The manuscript sold, and became her break-out novel, The Grass is Singing. She didn’t understand until years later how ‘green’, how naïve, she had been when she arrived in London to seek her fortune. Perhaps we all need a bit more of this this faith, this magically optimistic ambition. From then on, she worked. She wrote The Golden Notebook at ‘white-hot speed’, she said. She wrote in shared housing, she wrote while raising her son, she wrote while building work went on around her typewriter. As she put it, “whatever you’re meant to do, do it now. The conditions are always impossible”.
My journey through her work has moved, roughly, from the personal to the political. Perhaps the most overtly political are her series of lectures, Prisons We Choose to Live Inside (which you can listen to free online). Part of CBC Radio’s series of lectures from prominent thinkers, these were recorded in 1984, and are horribly relevant today. This is what I found, twelve years after my fateful encounter with the Golden Notebook: a series of lectures that illuminated our present bind: Brexit, Trump, the rise of the far right. Lessing’s central point is: we have all this recorded history, all this information about human behaviour, but we don’t use it. Instead, we are swept up in in mass emotion, time and time again, very often with tragic consequences. As the philosopher Julian Baggini put it, ‘history doesn’t repeat itself, but it does rhyme’.

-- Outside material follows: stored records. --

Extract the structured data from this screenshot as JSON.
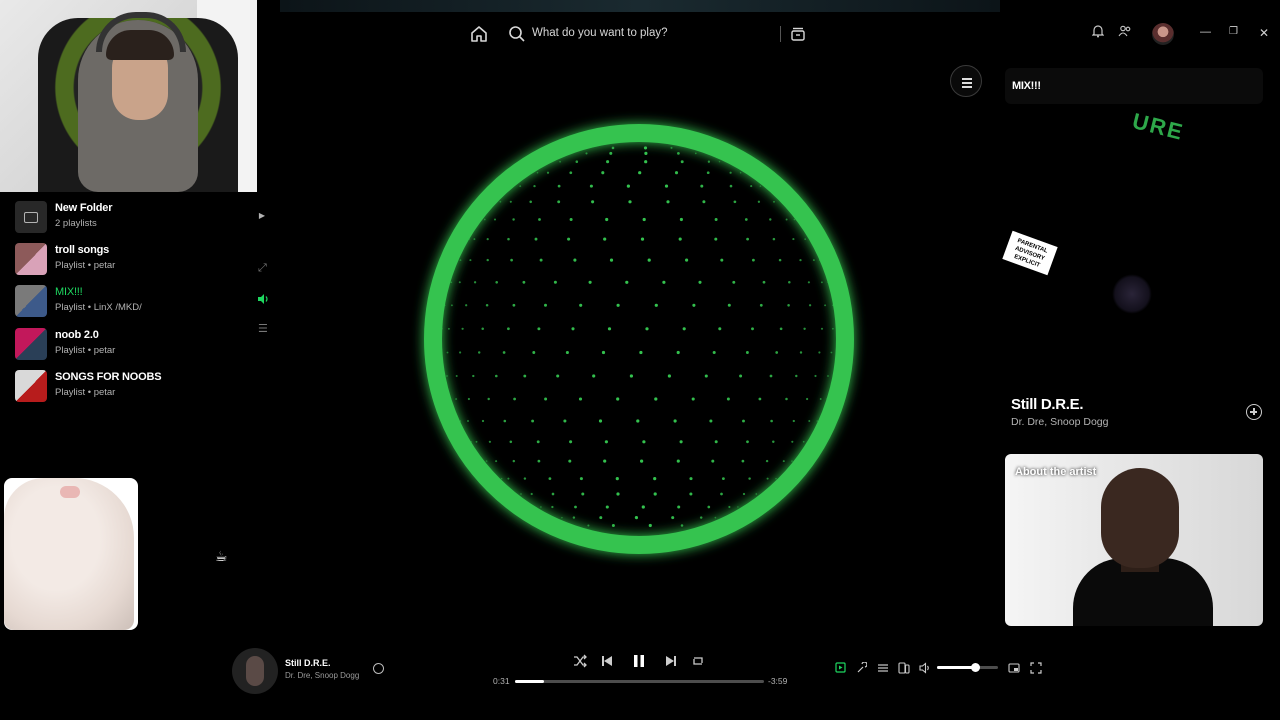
{
  "search": {
    "placeholder": "What do you want to play?"
  },
  "library": {
    "items": [
      {
        "title": "New Folder",
        "subtitle": "2 playlists",
        "type": "folder"
      },
      {
        "title": "troll songs",
        "subtitle": "Playlist • petar",
        "type": "playlist"
      },
      {
        "title": "MIX!!!",
        "subtitle": "Playlist • LinX /MKD/",
        "type": "playlist",
        "active": true
      },
      {
        "title": "noob 2.0",
        "subtitle": "Playlist • petar",
        "type": "playlist"
      },
      {
        "title": "SONGS FOR NOOBS",
        "subtitle": "Playlist • petar",
        "type": "playlist"
      }
    ]
  },
  "right_panel": {
    "playlist_title": "MIX!!!",
    "track_title": "Still D.R.E.",
    "track_artists": "Dr. Dre, Snoop Dogg",
    "about_label": "About the artist"
  },
  "player": {
    "title": "Still D.R.E.",
    "artists": "Dr. Dre, Snoop Dogg",
    "elapsed": "0:31",
    "remaining": "-3:59",
    "progress": 0.115,
    "volume": 0.62
  },
  "colors": {
    "accent": "#1ed760",
    "sphere": "#34c34f",
    "background": "#000000"
  },
  "icons": {
    "home": "home-icon",
    "search": "search-icon",
    "browse": "browse-icon",
    "notifications": "bell-icon",
    "friends": "friends-icon"
  }
}
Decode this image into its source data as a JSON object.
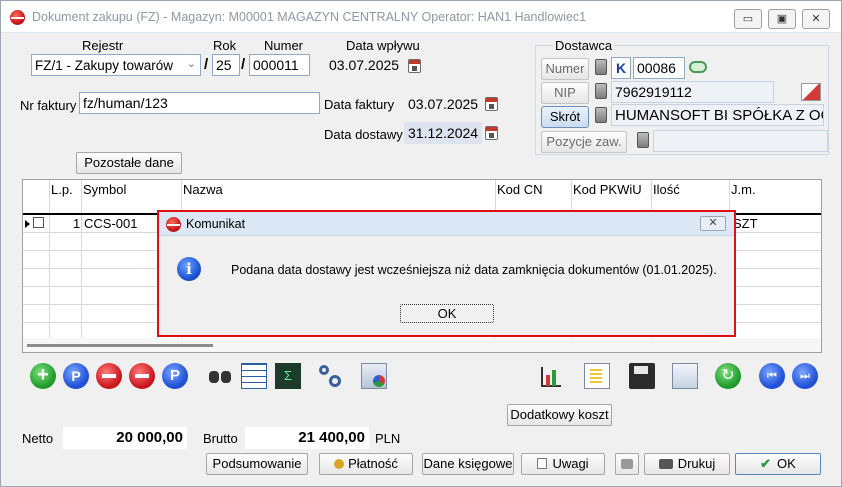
{
  "window": {
    "title": "Dokument zakupu (FZ) - Magazyn: M00001 MAGAZYN CENTRALNY  Operator: HAN1 Handlowiec1",
    "controls": [
      "▭",
      "▣",
      "✕"
    ]
  },
  "header": {
    "rejestr_label": "Rejestr",
    "rok_label": "Rok",
    "numer_label": "Numer",
    "data_wplywu_label": "Data wpływu",
    "rejestr_value": "FZ/1   - Zakupy towarów",
    "slash": "/",
    "rok_value": "25",
    "numer_value": "000011",
    "data_wplywu_value": "03.07.2025",
    "nr_faktury_label": "Nr faktury",
    "nr_faktury_value": "fz/human/123",
    "data_faktury_label": "Data faktury",
    "data_faktury_value": "03.07.2025",
    "data_dostawy_label": "Data dostawy",
    "data_dostawy_value": "31.12.2024",
    "pozostale_button": "Pozostałe dane"
  },
  "dostawca": {
    "group_label": "Dostawca",
    "numer_button": "Numer",
    "k_badge": "K",
    "numer_value": "00086",
    "nip_button": "NIP",
    "nip_value": "7962919112",
    "skrot_button": "Skrót",
    "skrot_value": "HUMANSOFT BI SPÓŁKA Z OG",
    "pozycje_button": "Pozycje zaw.",
    "pozycje_value": ""
  },
  "grid": {
    "columns": [
      "L.p.",
      "Symbol",
      "Nazwa",
      "Kod CN",
      "Kod PKWiU",
      "Ilość",
      "J.m."
    ],
    "row": {
      "lp": "1",
      "symbol": "CCS-001",
      "jm": "SZT"
    }
  },
  "dialog": {
    "title": "Komunikat",
    "message": "Podana data dostawy jest wcześniejsza niż data zamknięcia dokumentów (01.01.2025).",
    "ok_label": "OK",
    "close_label": "✕"
  },
  "footer": {
    "dodatkowy_button": "Dodatkowy koszt",
    "netto_label": "Netto",
    "netto_value": "20 000,00",
    "brutto_label": "Brutto",
    "brutto_value": "21 400,00",
    "currency": "PLN",
    "podsumowanie_button": "Podsumowanie",
    "platnosc_button": "Płatność",
    "dane_ksiegowe_button": "Dane księgowe",
    "uwagi_button": "Uwagi",
    "drukuj_button": "Drukuj",
    "ok_button": "OK"
  },
  "colors": {
    "dialog_border": "#e01010",
    "accent_blue": "#1f56d6",
    "date_highlight": "#dde3ef"
  }
}
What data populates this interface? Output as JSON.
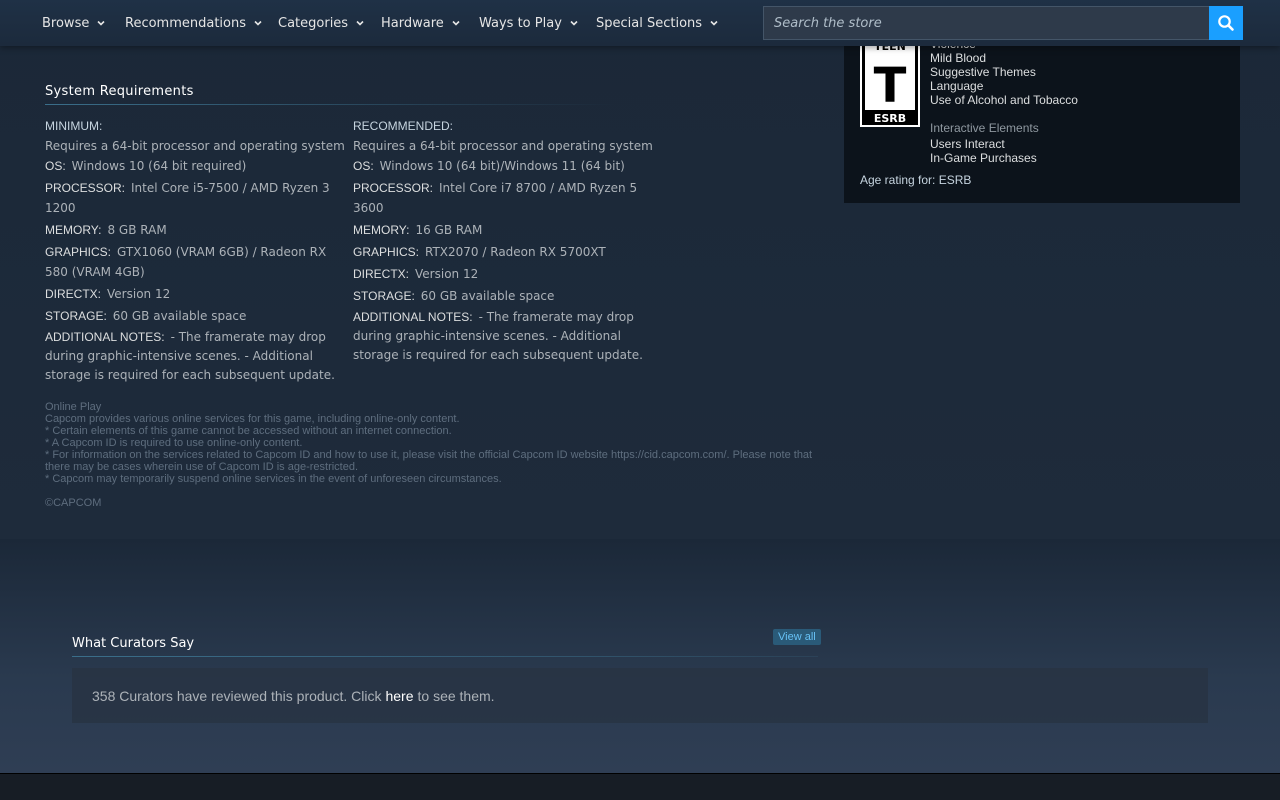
{
  "nav": {
    "items": [
      "Browse",
      "Recommendations",
      "Categories",
      "Hardware",
      "Ways to Play",
      "Special Sections"
    ],
    "search_placeholder": "Search the store"
  },
  "rating": {
    "esrb_top": "TEEN",
    "esrb_letter": "T",
    "esrb_brand": "ESRB",
    "descriptors": [
      "Violence",
      "Mild Blood",
      "Suggestive Themes",
      "Language",
      "Use of Alcohol and Tobacco"
    ],
    "interactive_label": "Interactive Elements",
    "interactive": [
      "Users Interact",
      "In-Game Purchases"
    ],
    "age_rating": "Age rating for: ESRB"
  },
  "sysreq": {
    "title": "System Requirements",
    "minimum": {
      "header": "MINIMUM:",
      "intro": "Requires a 64-bit processor and operating system",
      "os_k": "OS:",
      "os_v": "Windows 10 (64 bit required)",
      "cpu_k": "PROCESSOR:",
      "cpu_v": "Intel Core i5-7500 / AMD Ryzen 3 1200",
      "mem_k": "MEMORY:",
      "mem_v": "8 GB RAM",
      "gpu_k": "GRAPHICS:",
      "gpu_v": "GTX1060 (VRAM 6GB) / Radeon RX 580 (VRAM 4GB)",
      "dx_k": "DIRECTX:",
      "dx_v": "Version 12",
      "sto_k": "STORAGE:",
      "sto_v": "60 GB available space",
      "notes_k": "ADDITIONAL NOTES:",
      "notes_v": "- The framerate may drop during graphic-intensive scenes. - Additional storage is required for each subsequent update."
    },
    "recommended": {
      "header": "RECOMMENDED:",
      "intro": "Requires a 64-bit processor and operating system",
      "os_k": "OS:",
      "os_v": "Windows 10 (64 bit)/Windows 11 (64 bit)",
      "cpu_k": "PROCESSOR:",
      "cpu_v": "Intel Core i7 8700 / AMD Ryzen 5 3600",
      "mem_k": "MEMORY:",
      "mem_v": "16 GB RAM",
      "gpu_k": "GRAPHICS:",
      "gpu_v": "RTX2070 / Radeon RX 5700XT",
      "dx_k": "DIRECTX:",
      "dx_v": "Version 12",
      "sto_k": "STORAGE:",
      "sto_v": "60 GB available space",
      "notes_k": "ADDITIONAL NOTES:",
      "notes_v": "- The framerate may drop during graphic-intensive scenes. - Additional storage is required for each subsequent update."
    }
  },
  "legal": {
    "lines": [
      "Online Play",
      "Capcom provides various online services for this game, including online-only content.",
      "* Certain elements of this game cannot be accessed without an internet connection.",
      "* A Capcom ID is required to use online-only content.",
      "* For information on the services related to Capcom ID and how to use it, please visit the official Capcom ID website https://cid.capcom.com/. Please note that there may be cases wherein use of Capcom ID is age-restricted.",
      "* Capcom may temporarily suspend online services in the event of unforeseen circumstances."
    ],
    "copyright": "©CAPCOM"
  },
  "curators": {
    "title": "What Curators Say",
    "view_all": "View all",
    "text_before": "358 Curators have reviewed this product. Click",
    "link": "here",
    "text_after": "to see them."
  }
}
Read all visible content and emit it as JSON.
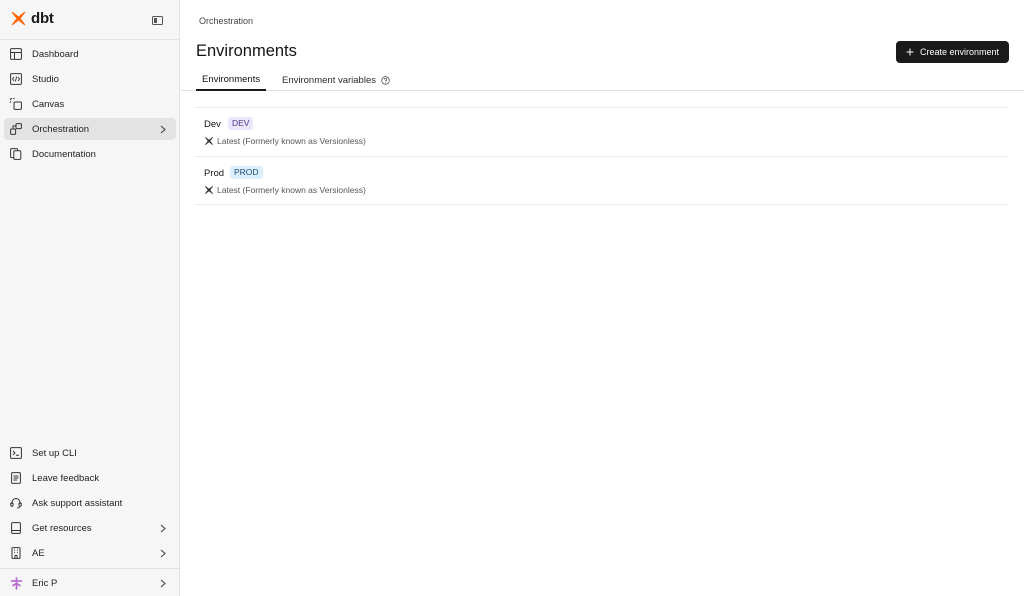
{
  "app": {
    "logo_text": "dbt",
    "brand_color": "#fe6703"
  },
  "sidebar": {
    "top_items": [
      {
        "label": "Dashboard",
        "icon": "dashboard-icon"
      },
      {
        "label": "Studio",
        "icon": "code-icon"
      },
      {
        "label": "Canvas",
        "icon": "canvas-icon"
      },
      {
        "label": "Orchestration",
        "icon": "orchestration-icon",
        "active": true
      },
      {
        "label": "Documentation",
        "icon": "documentation-icon"
      }
    ],
    "bottom_items": [
      {
        "label": "Set up CLI",
        "icon": "terminal-icon"
      },
      {
        "label": "Leave feedback",
        "icon": "feedback-icon"
      },
      {
        "label": "Ask support assistant",
        "icon": "headset-icon"
      },
      {
        "label": "Get resources",
        "icon": "book-icon"
      },
      {
        "label": "AE",
        "icon": "building-icon"
      }
    ],
    "user": {
      "name": "Eric P",
      "icon": "user-avatar-icon"
    }
  },
  "main": {
    "breadcrumb": "Orchestration",
    "title": "Environments",
    "create_button_label": "Create environment",
    "tabs": [
      {
        "label": "Environments",
        "active": true
      },
      {
        "label": "Environment variables",
        "help_icon": "help-circle-icon"
      }
    ],
    "environments": [
      {
        "name": "Dev",
        "badge": "DEV",
        "version": "Latest (Formerly known as Versionless)"
      },
      {
        "name": "Prod",
        "badge": "PROD",
        "version": "Latest (Formerly known as Versionless)"
      }
    ]
  }
}
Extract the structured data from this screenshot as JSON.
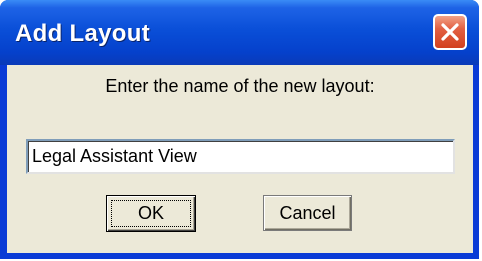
{
  "dialog": {
    "title": "Add Layout",
    "prompt": "Enter the name of the new layout:",
    "name_value": "Legal Assistant View",
    "ok_label": "OK",
    "cancel_label": "Cancel"
  },
  "colors": {
    "titlebar": "#0a4fd8",
    "close_button": "#e26043",
    "dialog_face": "#ece9d8"
  },
  "icons": {
    "close": "close-icon"
  }
}
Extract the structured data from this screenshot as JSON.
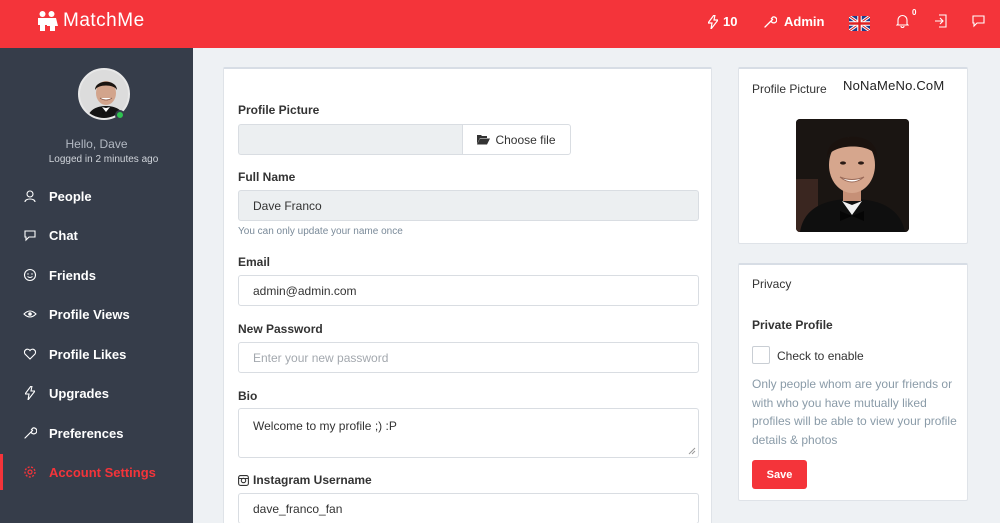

There are plenty more Lessing books I haven’t read, and look forward to. Lessing, always searching for greater freedom, later moved into the realm of science fiction, which seemed to have alarmed critics and readers alike. Why would a respected author choose a genre deemed commercial and, perhaps, unserious? To Lessing it seemed obvious: progress was only possible in this area of fiction that was unrestricted and free. “To see ‘them, us, the human race’ from an alien viewpoint […] is to lose your inhibitions about radically alternative views of progress”. Away from the stuffy regard of the literary world, there was vision, autonomy and honesty. From her earliest work, she seemed to have had that alien viewpoint at work.
Back to the personal. There was one line in the Golden Notebook which haunted me for years. It made me feel a little bit sick. Anna Wulf says, “What’s terrible is to pretend that the second-rate is first-rate. To pretend that you don’t need love when you do; or you like your work, when you know quite well you’re capable of better”. This upset me at the time, and I couldn’t understand why. Of course, it was because the truth hurts – I was living quite a second-rate life. I did what we all do when faced with an ugly reality, and I tried to see if I could ignore it for a while. It took me many years to own up to my dishonesty, to admit that I wasn’t ok with the second-rate. I began to give time and attention to my writing. I began to try. I failed, and kept trying, until I had begun to do better. I’m not there yet, but I keep faith. As Lessing reminds me, ‘the conditions are always impossible’.
Amy Jardine will be reading from her work at the Waverley Bar, Edinburgh on Thursday December 13 at 7.30 p.m. All welcome.
The CBC series “Prison we choose to live inside” can be heard here: